◆ WORK TASK:
The answer is the complete listing below, written out again exactly.

^^^^^^^^

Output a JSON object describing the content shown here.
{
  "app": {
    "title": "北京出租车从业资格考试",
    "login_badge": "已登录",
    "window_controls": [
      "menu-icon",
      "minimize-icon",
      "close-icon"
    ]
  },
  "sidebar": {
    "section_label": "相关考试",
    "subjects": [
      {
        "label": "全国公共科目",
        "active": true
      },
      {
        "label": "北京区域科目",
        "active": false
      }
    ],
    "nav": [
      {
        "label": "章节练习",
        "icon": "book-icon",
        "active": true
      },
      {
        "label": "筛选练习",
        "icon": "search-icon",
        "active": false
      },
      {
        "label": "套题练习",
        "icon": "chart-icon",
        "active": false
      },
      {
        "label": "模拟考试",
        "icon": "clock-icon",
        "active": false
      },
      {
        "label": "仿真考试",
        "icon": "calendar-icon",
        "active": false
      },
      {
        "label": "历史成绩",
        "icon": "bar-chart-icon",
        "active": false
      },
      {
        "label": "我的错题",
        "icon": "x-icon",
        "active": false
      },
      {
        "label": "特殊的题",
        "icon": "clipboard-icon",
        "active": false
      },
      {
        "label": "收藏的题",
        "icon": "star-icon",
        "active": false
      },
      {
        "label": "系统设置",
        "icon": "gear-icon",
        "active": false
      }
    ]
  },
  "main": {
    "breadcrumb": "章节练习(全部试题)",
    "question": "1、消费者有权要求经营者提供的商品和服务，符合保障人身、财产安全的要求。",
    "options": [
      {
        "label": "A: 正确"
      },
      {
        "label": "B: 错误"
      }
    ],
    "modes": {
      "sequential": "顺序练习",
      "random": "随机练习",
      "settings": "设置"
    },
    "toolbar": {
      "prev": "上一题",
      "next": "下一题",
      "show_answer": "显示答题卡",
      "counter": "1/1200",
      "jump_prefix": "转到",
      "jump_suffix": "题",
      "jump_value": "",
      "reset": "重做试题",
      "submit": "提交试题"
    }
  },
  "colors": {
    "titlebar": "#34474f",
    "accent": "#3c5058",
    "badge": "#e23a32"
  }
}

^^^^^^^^

◆ OUTPUT OF THE TASK:
Output a JSON object describing the content shown here.
{
  "app": {
    "title": "北京出租车从业资格考试",
    "login_badge": "已登录",
    "window_controls": [
      "menu-icon",
      "minimize-icon",
      "close-icon"
    ]
  },
  "sidebar": {
    "section_label": "相关考试",
    "subjects": [
      {
        "label": "全国公共科目",
        "active": true
      },
      {
        "label": "北京区域科目",
        "active": false
      }
    ],
    "nav": [
      {
        "label": "章节练习",
        "icon": "book-icon",
        "active": true
      },
      {
        "label": "筛选练习",
        "icon": "search-icon",
        "active": false
      },
      {
        "label": "套题练习",
        "icon": "chart-icon",
        "active": false
      },
      {
        "label": "模拟考试",
        "icon": "clock-icon",
        "active": false
      },
      {
        "label": "仿真考试",
        "icon": "calendar-icon",
        "active": false
      },
      {
        "label": "历史成绩",
        "icon": "bar-chart-icon",
        "active": false
      },
      {
        "label": "我的错题",
        "icon": "x-icon",
        "active": false
      },
      {
        "label": "特殊的题",
        "icon": "clipboard-icon",
        "active": false
      },
      {
        "label": "收藏的题",
        "icon": "star-icon",
        "active": false
      },
      {
        "label": "系统设置",
        "icon": "gear-icon",
        "active": false
      }
    ]
  },
  "main": {
    "breadcrumb": "章节练习(全部试题)",
    "question": "1、消费者有权要求经营者提供的商品和服务，符合保障人身、财产安全的要求。",
    "options": [
      {
        "label": "A: 正确"
      },
      {
        "label": "B: 错误"
      }
    ],
    "modes": {
      "sequential": "顺序练习",
      "random": "随机练习",
      "settings": "设置"
    },
    "toolbar": {
      "prev": "上一题",
      "next": "下一题",
      "show_answer": "显示答题卡",
      "counter": "1/1200",
      "jump_prefix": "转到",
      "jump_suffix": "题",
      "jump_value": "",
      "reset": "重做试题",
      "submit": "提交试题"
    }
  },
  "colors": {
    "titlebar": "#34474f",
    "accent": "#3c5058",
    "badge": "#e23a32"
  }
}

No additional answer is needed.